Last time we discussed two homographs - words written the same, with different pronunciations. Now I'd like to talk about two roots that are homophones - same pronunciation, but different spelling: mekhir מחיר and mechira מכירה.

Actually, they only appear to have the same pronunciation to those speaking Hebrew influenced by the Ashkenazic tradition, where the letters khet (ח) and chaf (כ) sound the same. In the Sefardic and Yemenite pronunciations, the two letters have distinct sounds. However, since the words have similar meanings - mekhir is "price" and mechira is "sale" - to many Hebrew speakers a common etymology might seem possible. However, as in our previous discussion, the two roots aren't connected.

Klein (and others) note that both have cognates in Akkadian.

This is what he writes about מכר - "to sell" (the root of the word mechira):

Aram.-Syr. מֽכַר (= he married; properly: bought as a wife), Ugar. mkr (= tradesman), Akka. makkūru, namkūru (= possession), tamkaru (= tradesman)

He adds that the  Akkadian tamkaru is the source of tagar תגר - a post-biblical word for merchant or trader:

Together with Aram. תַּגָּר, תַּגָּרָא, Syr. תַּגָּרָא, תַּאגָּרָא, Arab. tājir (of s.m.), borrowed from Akka. tamgāru, tamkāru (of s.m.), which itself is traceable to מכר (= to sell)
And here is his entry for mekhir:

מְחִיר m.n. price, hire. [Prob. a loan word from Akka. maḫīru (= purchase price), which derives from maḥām (= to receive, get, buy).] 

He writes that it is related to the word mohar מוהר - "dowry."

Stahl (in his Arabic Etymological Dictionary) suggests that this Akkadian root is also the source of the Hebrew root מור - "to change", which gives us the words hamara המרה - "exchange" and temura תמורה - "substitution".



Sunday, June 23, 2019

chalav and chelev

I was recently asked if there was any connection between the homographs chalav חָלָב - "milk" and chelev חֵלֶב - "fat" (particularly suet, the fat forbidden to eat according to Jewish law).

My first instinct was to answer that of course they are related. Both words are of biblical origin, and  milk has a high fat content (particularly as was consumed in ancient times). And, I thought, a parallel could be made with shuman שומן - "fat" (the kind permitted to eat) and shamenet שמנת - "cream".
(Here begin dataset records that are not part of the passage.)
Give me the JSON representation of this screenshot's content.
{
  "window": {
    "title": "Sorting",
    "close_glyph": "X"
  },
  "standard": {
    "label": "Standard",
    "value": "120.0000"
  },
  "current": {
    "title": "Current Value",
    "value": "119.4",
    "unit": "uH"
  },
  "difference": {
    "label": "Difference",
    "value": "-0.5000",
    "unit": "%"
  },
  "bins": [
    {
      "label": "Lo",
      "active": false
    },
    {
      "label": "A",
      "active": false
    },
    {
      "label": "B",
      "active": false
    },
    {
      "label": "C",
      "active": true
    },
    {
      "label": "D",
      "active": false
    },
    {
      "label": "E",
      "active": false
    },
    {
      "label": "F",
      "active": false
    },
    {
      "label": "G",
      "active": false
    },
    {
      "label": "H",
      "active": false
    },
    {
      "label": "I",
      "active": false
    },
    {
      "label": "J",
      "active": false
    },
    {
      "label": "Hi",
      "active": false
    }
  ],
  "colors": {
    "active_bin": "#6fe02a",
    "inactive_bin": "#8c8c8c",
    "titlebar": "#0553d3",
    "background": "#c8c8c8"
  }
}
But if there's one thing years of writing on Balashon has taught me, is that my first instinct is often wrong. And it certainly was this time.

Sometime when I look at etymologies of Hebrew words, I'm comfortable looking at pre-modern sources. The problem with doing that in cases like this, is that the temptation to connect such similar words is great, and without the assistance of modern linguistics, it was nearly impossible for earlier scholars to get to the real origins of the words.
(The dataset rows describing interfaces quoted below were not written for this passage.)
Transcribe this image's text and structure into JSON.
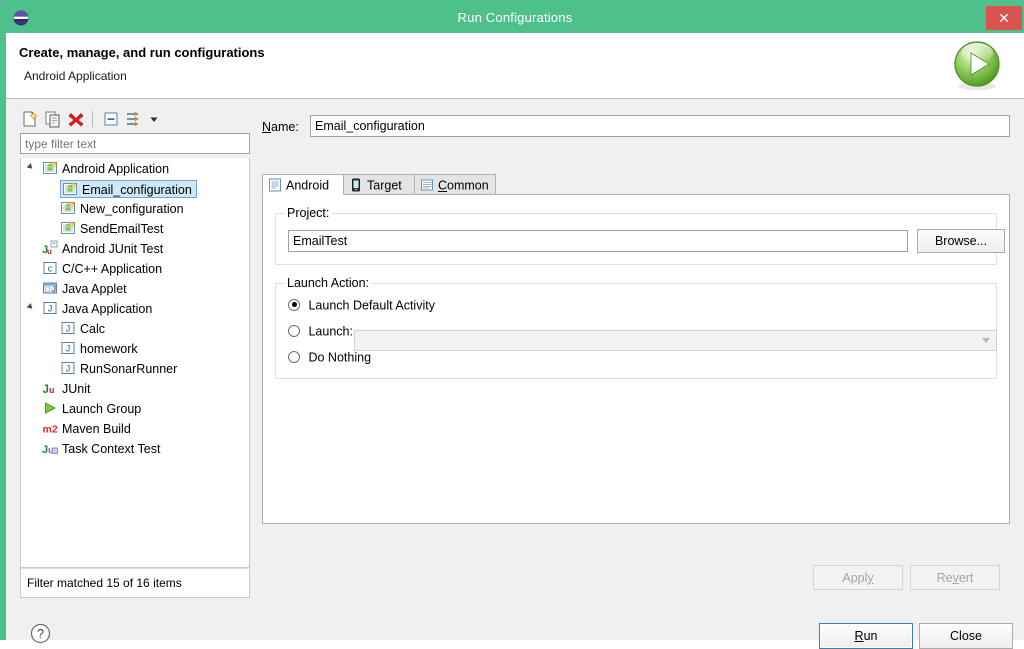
{
  "window": {
    "title": "Run Configurations",
    "app_icon": "eclipse-globe-icon",
    "close_label": "✕"
  },
  "banner": {
    "title": "Create, manage, and run configurations",
    "subtitle": "Android Application",
    "icon": "run-launch-icon"
  },
  "left_panel": {
    "toolbar": [
      {
        "name": "new-launch-configuration",
        "icon": "new-document-icon"
      },
      {
        "name": "duplicate-launch-configuration",
        "icon": "copy-icon"
      },
      {
        "name": "delete-launch-configuration",
        "icon": "red-x-delete-icon"
      },
      {
        "name": "collapse-all",
        "icon": "collapse-all-icon"
      },
      {
        "name": "filter-launch-configurations",
        "icon": "filter-icon"
      },
      {
        "name": "view-menu",
        "icon": "chevron-down-icon"
      }
    ],
    "filter": {
      "value": "type filter text",
      "placeholder": "type filter text"
    },
    "tree": [
      {
        "label": "Android Application",
        "icon": "android-config-icon",
        "indent": 0,
        "expanded": true,
        "selected": false
      },
      {
        "label": "Email_configuration",
        "icon": "android-config-icon",
        "indent": 1,
        "expanded": false,
        "selected": true
      },
      {
        "label": "New_configuration",
        "icon": "android-config-icon",
        "indent": 1,
        "expanded": false,
        "selected": false
      },
      {
        "label": "SendEmailTest",
        "icon": "android-config-icon",
        "indent": 1,
        "expanded": false,
        "selected": false
      },
      {
        "label": "Android JUnit Test",
        "icon": "android-junit-icon",
        "indent": 0,
        "expanded": false,
        "selected": false
      },
      {
        "label": "C/C++ Application",
        "icon": "c-application-icon",
        "indent": 0,
        "expanded": false,
        "selected": false
      },
      {
        "label": "Java Applet",
        "icon": "java-applet-icon",
        "indent": 0,
        "expanded": false,
        "selected": false
      },
      {
        "label": "Java Application",
        "icon": "java-application-icon",
        "indent": 0,
        "expanded": true,
        "selected": false
      },
      {
        "label": "Calc",
        "icon": "java-application-icon",
        "indent": 1,
        "expanded": false,
        "selected": false
      },
      {
        "label": "homework",
        "icon": "java-application-icon",
        "indent": 1,
        "expanded": false,
        "selected": false
      },
      {
        "label": "RunSonarRunner",
        "icon": "java-application-icon",
        "indent": 1,
        "expanded": false,
        "selected": false
      },
      {
        "label": "JUnit",
        "icon": "junit-icon",
        "indent": 0,
        "expanded": false,
        "selected": false
      },
      {
        "label": "Launch Group",
        "icon": "green-play-icon",
        "indent": 0,
        "expanded": false,
        "selected": false
      },
      {
        "label": "Maven Build",
        "icon": "maven-m2-icon",
        "indent": 0,
        "expanded": false,
        "selected": false
      },
      {
        "label": "Task Context Test",
        "icon": "task-context-junit-icon",
        "indent": 0,
        "expanded": false,
        "selected": false
      }
    ],
    "filter_status": "Filter matched 15 of 16 items"
  },
  "right_panel": {
    "name_label": "Name:",
    "name_label_mnemonic": "N",
    "name_value": "Email_configuration",
    "tabs": [
      {
        "label": "Android",
        "icon": "android-tab-icon",
        "active": true
      },
      {
        "label": "Target",
        "icon": "device-target-icon",
        "active": false
      },
      {
        "label": "Common",
        "icon": "common-tab-icon",
        "active": false,
        "mnemonic": "C"
      }
    ],
    "project_group": {
      "label": "Project:",
      "value": "EmailTest",
      "browse_label": "Browse..."
    },
    "launch_action_group": {
      "label": "Launch Action:",
      "options": [
        {
          "label": "Launch Default Activity",
          "checked": true
        },
        {
          "label": "Launch:",
          "checked": false
        },
        {
          "label": "Do Nothing",
          "checked": false
        }
      ],
      "launch_combo_value": "",
      "launch_combo_enabled": false
    },
    "apply_label": "Apply",
    "apply_mnemonic": "y",
    "apply_enabled": false,
    "revert_label": "Revert",
    "revert_mnemonic": "v",
    "revert_enabled": false
  },
  "footer": {
    "help_icon": "help-question-icon",
    "run_label": "Run",
    "run_mnemonic": "R",
    "close_label": "Close"
  },
  "colors": {
    "titlebar": "#4ec08c",
    "close_button": "#d9534f",
    "selection": "#cfe8f7",
    "selection_border": "#7da2ce",
    "default_button_border": "#3c7fb1"
  }
}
So in this case, I went straight to Klein (made much easier by Sefaria's digitized edition of his book).

Here is his entry for chalav:


חָלָב m.n. milk. [Related to Aram. חֲלַב, Syr. חַלְבָּא, Ugar. ḥlb, Arab. ḥalab, ḥalib, Ethiop. ḥalīb (= milk). Akka. ḥalābu (= to milk).]

And here is his entry for chelev:


חֵֽלֶב m.n. fat, grease. [Related to Phoen. חלב, Syr. חֶלְבָּא, Arab. ḥilb (= midriff). The orig. meaning of these words was perhaps ‘fat of the midriff’.) ]

The two aren't related, and I couldn't find any modern source that did connect the two. 

But it turns out I wasn't only wrong about that. I thought that shuman and shamenet were also biblical words. Nope. Shuman was introduced during the Talmudic period (and is related to the biblical word for oil, shemen שמן). Shamenet is actually very modern word, only being coined in 1933. It replaced Ben Yehuda's word for cream - zivda זבדה (based on the Arabic zubda - "butter, cream".) Ben Yehuda writes that he chose that word, because the biblical word for cream - chemah חמאה - had become in his time used for the product of churning cream - i.e. butter - a new word was needed for cream.

And while shamenet is certainly based on the root שמן (connecting it to shemen and shuman), that wasn't why it was chosen. Rather, there was already a common Yiddish word - shmant - meaning "cream". And shmant doesn't have any Hebrew cognates at all. It's directly related to the German schmand (and therefore likely a distant cousin of the English word "smooth".)